Scan the entries below for the word "icon". Copy each line that has it.

──────

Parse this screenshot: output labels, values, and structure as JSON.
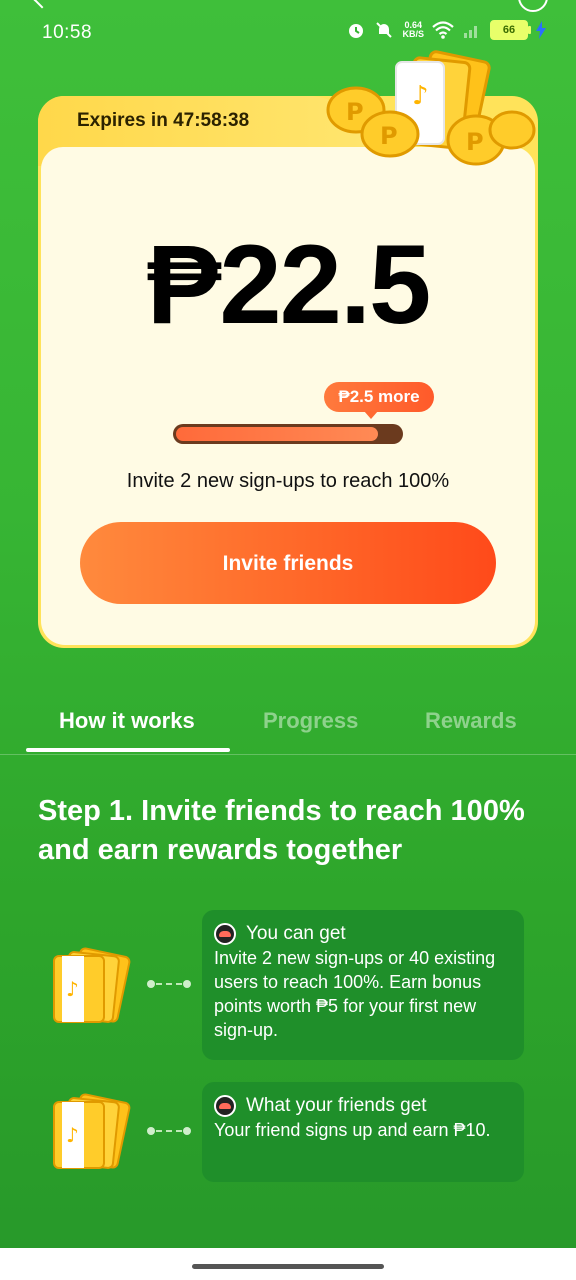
{
  "status_bar": {
    "time": "10:58",
    "speed_value": "0.64",
    "speed_unit": "KB/S",
    "battery": "66"
  },
  "offer": {
    "expires_label": "Expires in 47:58:38",
    "amount": "₱22.5",
    "tooltip": "₱2.5 more",
    "progress_fraction": 0.9,
    "hint": "Invite 2 new sign-ups to reach 100%",
    "invite_button": "Invite friends"
  },
  "tabs": [
    {
      "label": "How it works",
      "active": true
    },
    {
      "label": "Progress",
      "active": false
    },
    {
      "label": "Rewards",
      "active": false
    }
  ],
  "step": {
    "title": "Step 1. Invite friends to reach 100% and earn rewards together",
    "items": [
      {
        "heading": "You can get",
        "body": "Invite 2 new sign-ups or 40 existing users to reach 100%. Earn bonus points worth ₱5 for your first new sign-up."
      },
      {
        "heading": "What your friends get",
        "body": "Your friend signs up and earn ₱10."
      }
    ]
  },
  "colors": {
    "background": "#37b534",
    "card": "#fffbe4",
    "accent_orange": "#ff6a2a",
    "info_box": "#1f8f2a"
  }
}
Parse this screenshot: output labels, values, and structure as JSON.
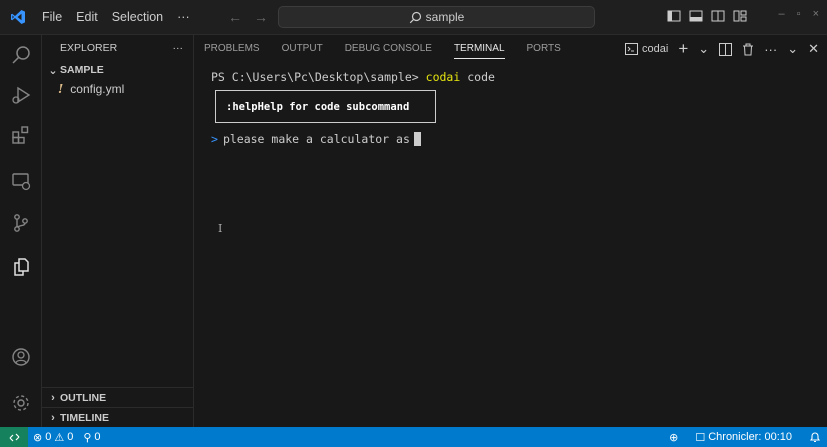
{
  "titlebar": {
    "menu": [
      "File",
      "Edit",
      "Selection"
    ],
    "more": "···",
    "search_text": "sample",
    "window_controls": [
      "–",
      "▫",
      "×"
    ]
  },
  "sidebar": {
    "title": "EXPLORER",
    "more": "···",
    "folder": "SAMPLE",
    "files": [
      {
        "icon": "!",
        "name": "config.yml"
      }
    ],
    "sections": [
      "OUTLINE",
      "TIMELINE"
    ]
  },
  "panel": {
    "tabs": [
      "PROBLEMS",
      "OUTPUT",
      "DEBUG CONSOLE",
      "TERMINAL",
      "PORTS"
    ],
    "active_tab": "TERMINAL",
    "terminal_name": "codai",
    "plus": "+",
    "chevron": "⌄",
    "more": "···",
    "close": "✕"
  },
  "terminal": {
    "prompt_path": "PS C:\\Users\\Pc\\Desktop\\sample>",
    "cmd": "codai",
    "arg": "code",
    "popup_cmd": ":help",
    "popup_desc": "Help for code subcommand",
    "prompt_marker": ">",
    "input_text": "please make a calculator as",
    "ibeam": "I"
  },
  "status": {
    "errors": "0",
    "warnings": "0",
    "ports": "0",
    "chronicler": "Chronicler: 00:10"
  },
  "colors": {
    "accent": "#007acc",
    "remote": "#16825d",
    "command_yellow": "#e5e510",
    "prompt_blue": "#3794ff"
  }
}
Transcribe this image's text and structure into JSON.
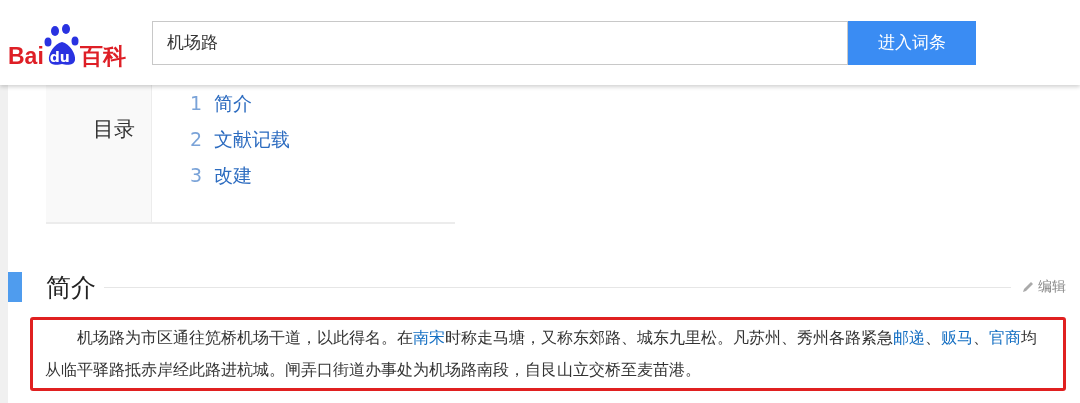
{
  "logo": {
    "parts": [
      "Bai",
      "du",
      "百科"
    ]
  },
  "search": {
    "value": "机场路",
    "button": "进入词条"
  },
  "toc": {
    "title": "目录",
    "items": [
      {
        "number": "1",
        "label": "简介"
      },
      {
        "number": "2",
        "label": "文献记载"
      },
      {
        "number": "3",
        "label": "改建"
      }
    ]
  },
  "section": {
    "title": "简介",
    "edit": "编辑",
    "paragraph": [
      {
        "text": "机场路为市区通往笕桥机场干道，以此得名。在",
        "link": false
      },
      {
        "text": "南宋",
        "link": true
      },
      {
        "text": "时称走马塘，又称东郊路、城东九里松。凡苏州、秀州各路紧急",
        "link": false
      },
      {
        "text": "邮递",
        "link": true
      },
      {
        "text": "、",
        "link": false
      },
      {
        "text": "贩马",
        "link": true
      },
      {
        "text": "、",
        "link": false
      },
      {
        "text": "官商",
        "link": true
      },
      {
        "text": "均从临平驿路抵赤岸经此路进杭城。闸弄口街道办事处为机场路南段，自艮山立交桥至麦苗港。",
        "link": false
      }
    ]
  }
}
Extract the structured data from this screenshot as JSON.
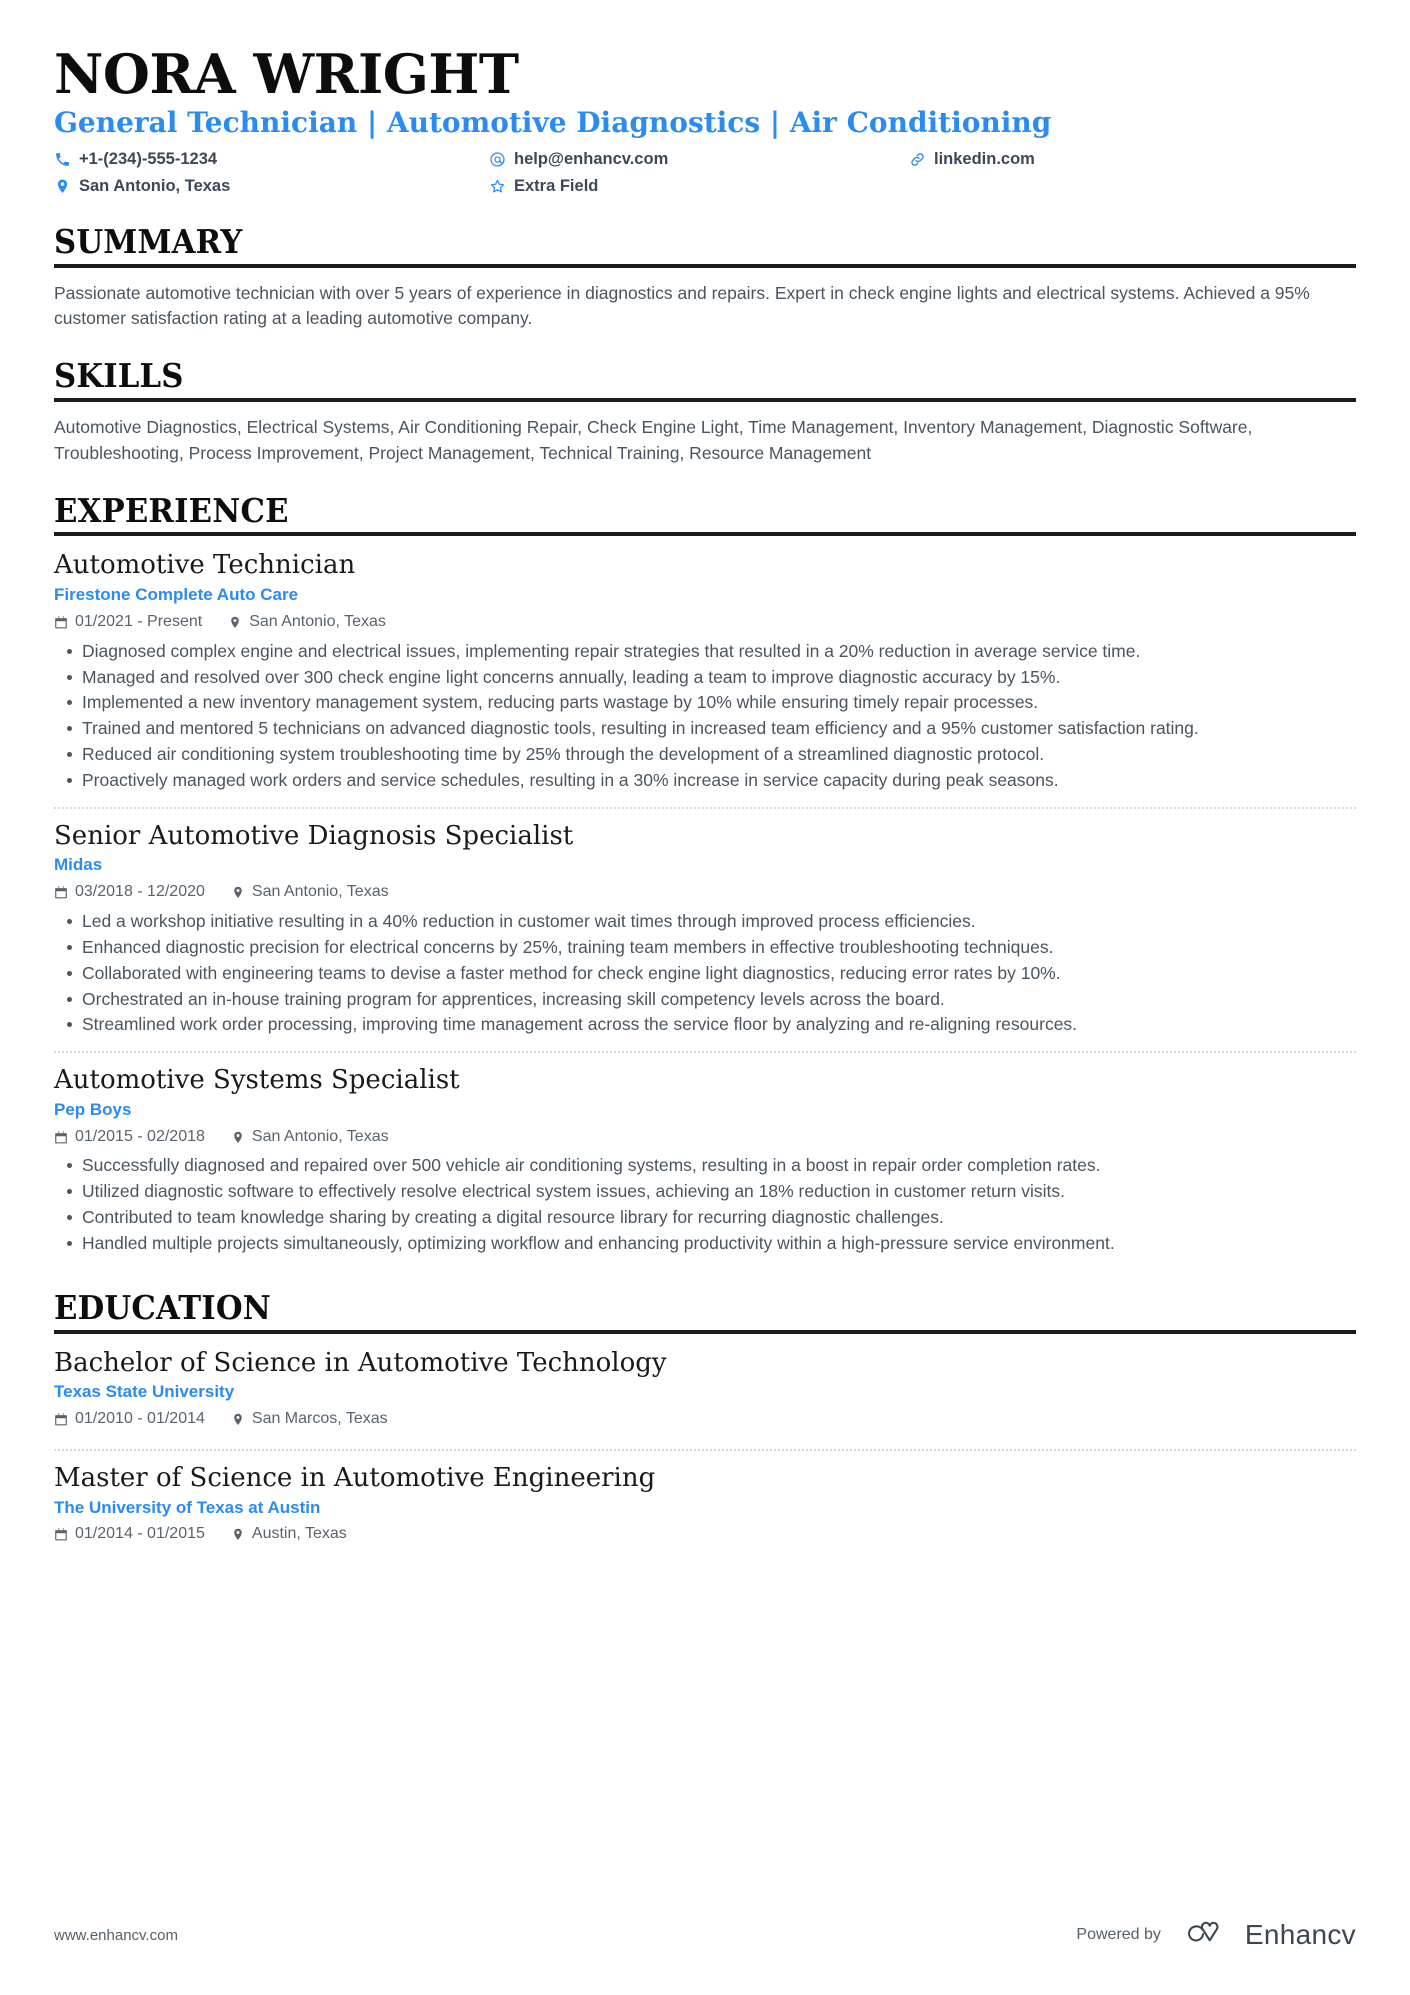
{
  "document_title": "NORA WRIGHT - Resume",
  "header": {
    "name": "NORA WRIGHT",
    "headline": "General Technician | Automotive Diagnostics | Air Conditioning",
    "contacts": [
      {
        "icon": "phone-icon",
        "text": "+1-(234)-555-1234"
      },
      {
        "icon": "email-icon",
        "text": "help@enhancv.com"
      },
      {
        "icon": "link-icon",
        "text": "linkedin.com"
      },
      {
        "icon": "location-icon",
        "text": "San Antonio, Texas"
      },
      {
        "icon": "star-icon",
        "text": "Extra Field"
      }
    ]
  },
  "sections": {
    "summary": {
      "title": "SUMMARY",
      "text": "Passionate automotive technician with over 5 years of experience in diagnostics and repairs. Expert in check engine lights and electrical systems. Achieved a 95% customer satisfaction rating at a leading automotive company."
    },
    "skills": {
      "title": "SKILLS",
      "text": "Automotive Diagnostics, Electrical Systems, Air Conditioning Repair, Check Engine Light, Time Management, Inventory Management, Diagnostic Software, Troubleshooting, Process Improvement, Project Management, Technical Training, Resource Management"
    },
    "experience": {
      "title": "EXPERIENCE",
      "entries": [
        {
          "title": "Automotive Technician",
          "organization": "Firestone Complete Auto Care",
          "dates": "01/2021 - Present",
          "location": "San Antonio, Texas",
          "bullets": [
            "Diagnosed complex engine and electrical issues, implementing repair strategies that resulted in a 20% reduction in average service time.",
            "Managed and resolved over 300 check engine light concerns annually, leading a team to improve diagnostic accuracy by 15%.",
            "Implemented a new inventory management system, reducing parts wastage by 10% while ensuring timely repair processes.",
            "Trained and mentored 5 technicians on advanced diagnostic tools, resulting in increased team efficiency and a 95% customer satisfaction rating.",
            "Reduced air conditioning system troubleshooting time by 25% through the development of a streamlined diagnostic protocol.",
            "Proactively managed work orders and service schedules, resulting in a 30% increase in service capacity during peak seasons."
          ]
        },
        {
          "title": "Senior Automotive Diagnosis Specialist",
          "organization": "Midas",
          "dates": "03/2018 - 12/2020",
          "location": "San Antonio, Texas",
          "bullets": [
            "Led a workshop initiative resulting in a 40% reduction in customer wait times through improved process efficiencies.",
            "Enhanced diagnostic precision for electrical concerns by 25%, training team members in effective troubleshooting techniques.",
            "Collaborated with engineering teams to devise a faster method for check engine light diagnostics, reducing error rates by 10%.",
            "Orchestrated an in-house training program for apprentices, increasing skill competency levels across the board.",
            "Streamlined work order processing, improving time management across the service floor by analyzing and re-aligning resources."
          ]
        },
        {
          "title": "Automotive Systems Specialist",
          "organization": "Pep Boys",
          "dates": "01/2015 - 02/2018",
          "location": "San Antonio, Texas",
          "bullets": [
            "Successfully diagnosed and repaired over 500 vehicle air conditioning systems, resulting in a boost in repair order completion rates.",
            "Utilized diagnostic software to effectively resolve electrical system issues, achieving an 18% reduction in customer return visits.",
            "Contributed to team knowledge sharing by creating a digital resource library for recurring diagnostic challenges.",
            "Handled multiple projects simultaneously, optimizing workflow and enhancing productivity within a high-pressure service environment."
          ]
        }
      ]
    },
    "education": {
      "title": "EDUCATION",
      "entries": [
        {
          "title": "Bachelor of Science in Automotive Technology",
          "organization": "Texas State University",
          "dates": "01/2010 - 01/2014",
          "location": "San Marcos, Texas"
        },
        {
          "title": "Master of Science in Automotive Engineering",
          "organization": "The University of Texas at Austin",
          "dates": "01/2014 - 01/2015",
          "location": "Austin, Texas"
        }
      ]
    }
  },
  "footer": {
    "url": "www.enhancv.com",
    "powered_by": "Powered by",
    "brand": "Enhancv"
  },
  "colors": {
    "accent_blue": "#2a8bf2",
    "heading_black": "#0d0d0d",
    "body_gray": "#4a5560",
    "meta_gray": "#59636e",
    "divider": "#d5dbe0"
  }
}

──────

__Answer area__
        "icon": "!",
        "icon": "phone-icon",
        "icon": "email-icon",
        "icon": "link-icon",
        "icon": "location-icon",
        "icon": "star-icon",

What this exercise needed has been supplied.